*** Given data ***

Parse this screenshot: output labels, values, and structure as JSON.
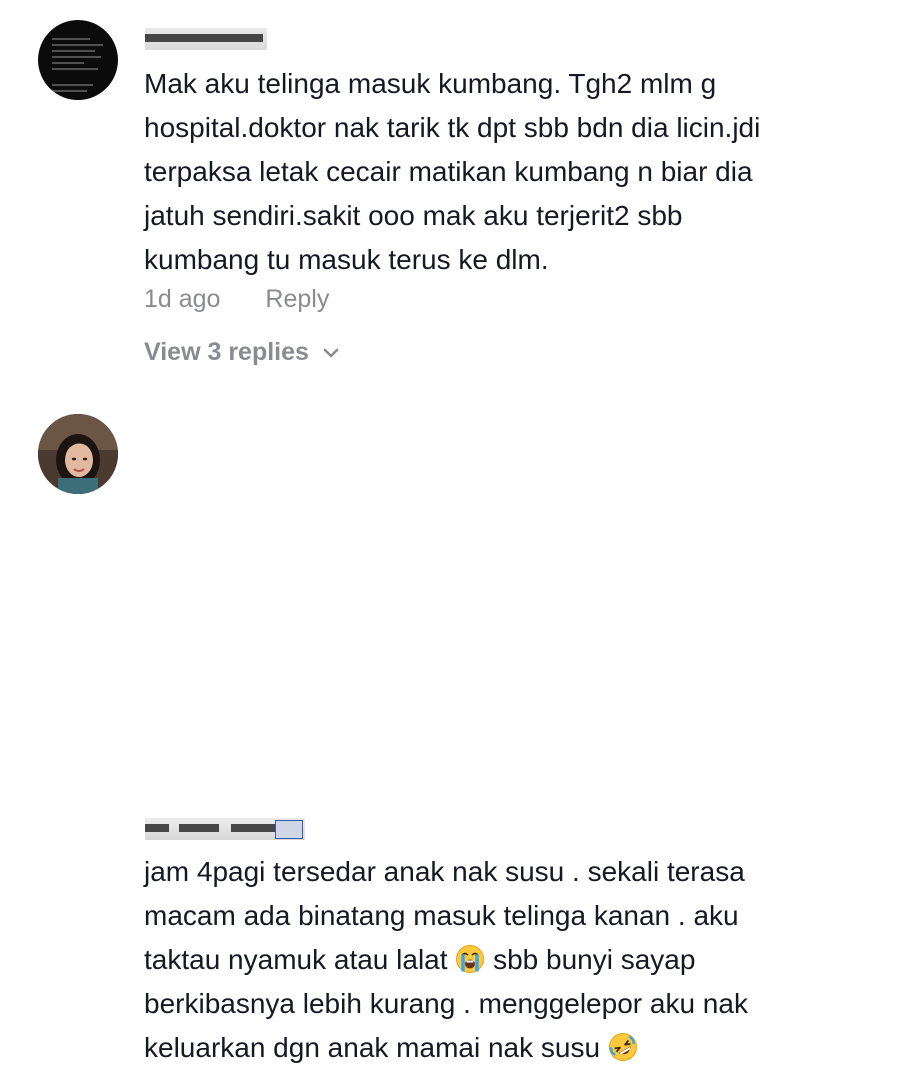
{
  "comments": [
    {
      "username": "",
      "text_lines": [
        "Mak aku telinga masuk kumbang. Tgh2 mlm g",
        "hospital.doktor nak tarik tk dpt sbb bdn dia licin.jdi",
        "terpaksa letak cecair matikan kumbang n biar dia",
        "jatuh sendiri.sakit ooo mak aku terjerit2 sbb",
        "kumbang tu masuk terus ke dlm."
      ],
      "time": "1d ago",
      "reply_label": "Reply",
      "view_replies_label": "View 3 replies"
    },
    {
      "username": "",
      "text_lines": [
        "jam 4pagi tersedar anak nak susu . sekali terasa",
        "macam ada binatang masuk telinga kanan . aku",
        "taktau nyamuk atau lalat",
        " sbb bunyi sayap",
        "berkibasnya lebih kurang . menggelepor aku nak",
        "keluarkan dgn anak mamai nak susu "
      ],
      "emojis": [
        "loudly-crying-face-icon",
        "rolling-on-floor-laughing-icon"
      ]
    }
  ],
  "colors": {
    "text": "#161823",
    "meta": "#8a8b91"
  }
}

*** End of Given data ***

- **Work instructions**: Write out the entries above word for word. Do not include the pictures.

- **Solution**:
Parse this screenshot: output labels, values, and structure as JSON.
{
  "comments": [
    {
      "username": "",
      "text_lines": [
        "Mak aku telinga masuk kumbang. Tgh2 mlm g",
        "hospital.doktor nak tarik tk dpt sbb bdn dia licin.jdi",
        "terpaksa letak cecair matikan kumbang n biar dia",
        "jatuh sendiri.sakit ooo mak aku terjerit2 sbb",
        "kumbang tu masuk terus ke dlm."
      ],
      "time": "1d ago",
      "reply_label": "Reply",
      "view_replies_label": "View 3 replies"
    },
    {
      "username": "",
      "text_lines": [
        "jam 4pagi tersedar anak nak susu . sekali terasa",
        "macam ada binatang masuk telinga kanan . aku",
        "taktau nyamuk atau lalat",
        " sbb bunyi sayap",
        "berkibasnya lebih kurang . menggelepor aku nak",
        "keluarkan dgn anak mamai nak susu "
      ],
      "emojis": [
        "loudly-crying-face-icon",
        "rolling-on-floor-laughing-icon"
      ]
    }
  ],
  "colors": {
    "text": "#161823",
    "meta": "#8a8b91"
  }
}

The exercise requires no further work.